On July 22nd 2011, the right-wing extremist first set off a bomb near the government building in Oslo, killing eight people, before going on a shooting rampage on the nearby Utøya island, where the ruling Labour Party's youth wing was hosting a summer camp.
He killed 69 people on the island, most of them teens.
To mark the first anniversary of the massacre, religious ceremonies will be held across the usually peaceful Scandinavian country, wreaths will be laid at the sites of both attacks, and there will be a concert near the Oslo city hall.
Prime Minister Jens Stoltenberg is set to attend a service at the Oslo cathedral, alongside the royal family, and to give a speech to Labour Party youth on Utøya.
Shortly after the worst attacks in Norway since World War II, the Labour Party leader made a deep impression with his vow — reiterated many times since then — that Norway's response to the bloodbath would be "more democracy, more openness and more humanity, but never naivity".
"What Stoltenberg achieved with his well-chosen words was to set the tone for our national reaction after the catastrophe. He contributed to avoiding that the atmosphere became filled with hate and coloured by thirst for revenge," a commentator with Norway's paper of reference, Aftenposten, wrote on Wednesday.
"We can ask ourselves whether the most important thing after July 22nd was not the preservation of what we have. For we have for many years been able to enjoy living in an all in all well-functioning democracy, with more openness and freedom of speech than most other countries in the world," he said.
Besides a few minor measures like legal amendment proposals and hiked protection for high-level politicians and seats of power, Norway has not noticeably increased security or limited public access since the attacks.
One can for instance still sometimes spot cars parked right outside the entrance to parliament.
"Norway has not changed," said Trond Henry Blattmann, who heads a support group for the victims' families and who himself lost a son on Utøya.
"We can in any case never build fences high enough to protect us completely," he told AFP, but added that he nonetheless hoped a commission created by the government last year to draw lessons from the massacre would inspire some changes, "like improved online surveillance and better surveillance of the extreme right to prevent future attacks".
The July 22 commission is scheduled to present its conclusion on August 13th.
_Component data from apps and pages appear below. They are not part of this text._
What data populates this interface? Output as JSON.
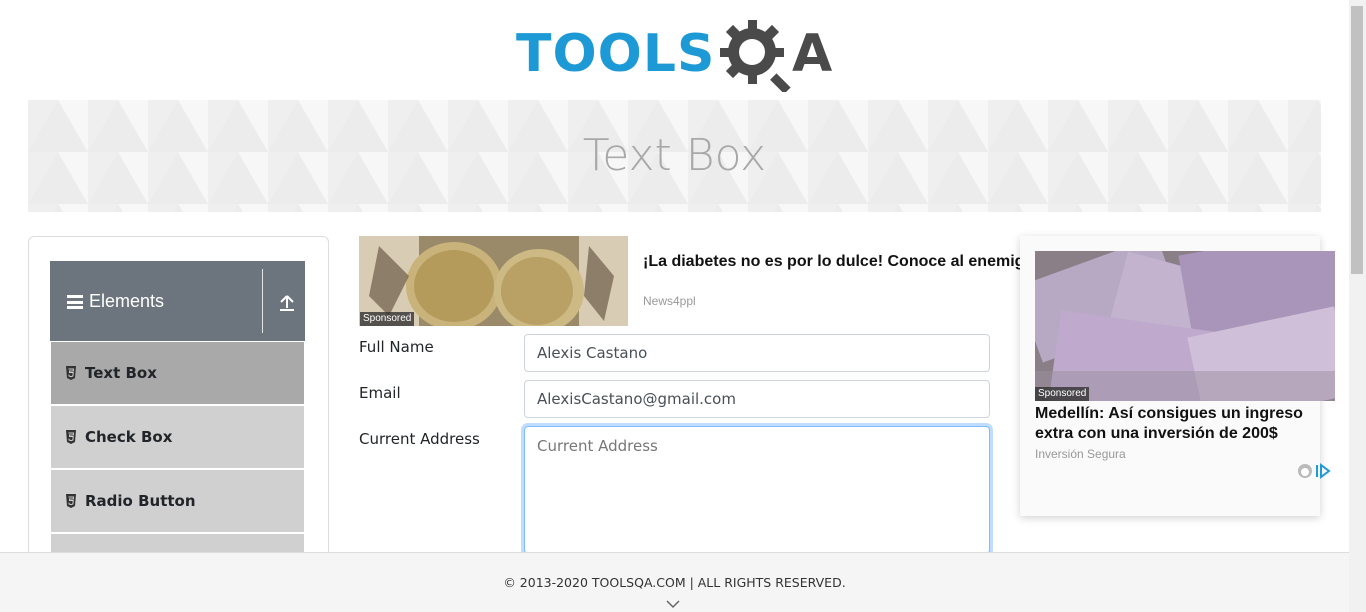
{
  "brand": {
    "logo_text": "TOOLS",
    "logo_accent": "A",
    "primary_color": "#1d9ad6",
    "dark_color": "#4a4a4a"
  },
  "page": {
    "title": "Text Box"
  },
  "sidebar": {
    "group_label": "Elements",
    "items": [
      {
        "label": "Text Box",
        "active": true
      },
      {
        "label": "Check Box",
        "active": false
      },
      {
        "label": "Radio Button",
        "active": false
      }
    ]
  },
  "ad_top": {
    "sponsored": "Sponsored",
    "title": "¡La diabetes no es por lo dulce! Conoce al enemigo real de la diabetes",
    "source": "News4ppl"
  },
  "form": {
    "full_name_label": "Full Name",
    "full_name_value": "Alexis Castano",
    "email_label": "Email",
    "email_value": "AlexisCastano@gmail.com",
    "address_label": "Current Address",
    "address_placeholder": "Current Address"
  },
  "ad_side": {
    "sponsored": "Sponsored",
    "title": "Medellín: Así consigues un ingreso extra con una inversión de 200$",
    "source": "Inversión Segura"
  },
  "footer": {
    "copyright": "© 2013-2020 TOOLSQA.COM | ALL RIGHTS RESERVED."
  }
}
Among the survivors of the island massacre, opinions differ.
"What has changed in Norway? Not enough," said Tore Sinding Bekkedal, expressing disgust at the virulence of some of the reactions to a group of Roma camped out in the heart of the Norwegian capital who have been the subject of heated debate in recent weeks.
"These opinions should be met with a much harsher response," he told AFP.
Bjørn Ihler, another survivor of the shooting massacre, meanwhile insisted that extremists must be permitted to express their ideas freely to avoid the creation of underground enclaves.
"After the attacks, we promised more openness. Everyone must therefore be allowed to express their opinions, regardless of how extreme they are. People who are critical of immigration must be permitted to say so without being associated with July 22nd," he told AFP.
Breivik, whose 10-week trial ended last month, is meanwhile awaiting his verdict.
While there is no doubt he carried out the attacks, the five Oslo court judges must rule on whether the 33-year-old should be considered criminally sane and sentenced to prison, as requested by his defence, or instead follow the prosecution's line and send him to a closed psychiatric ward.
His verdict should be announced on August 24th.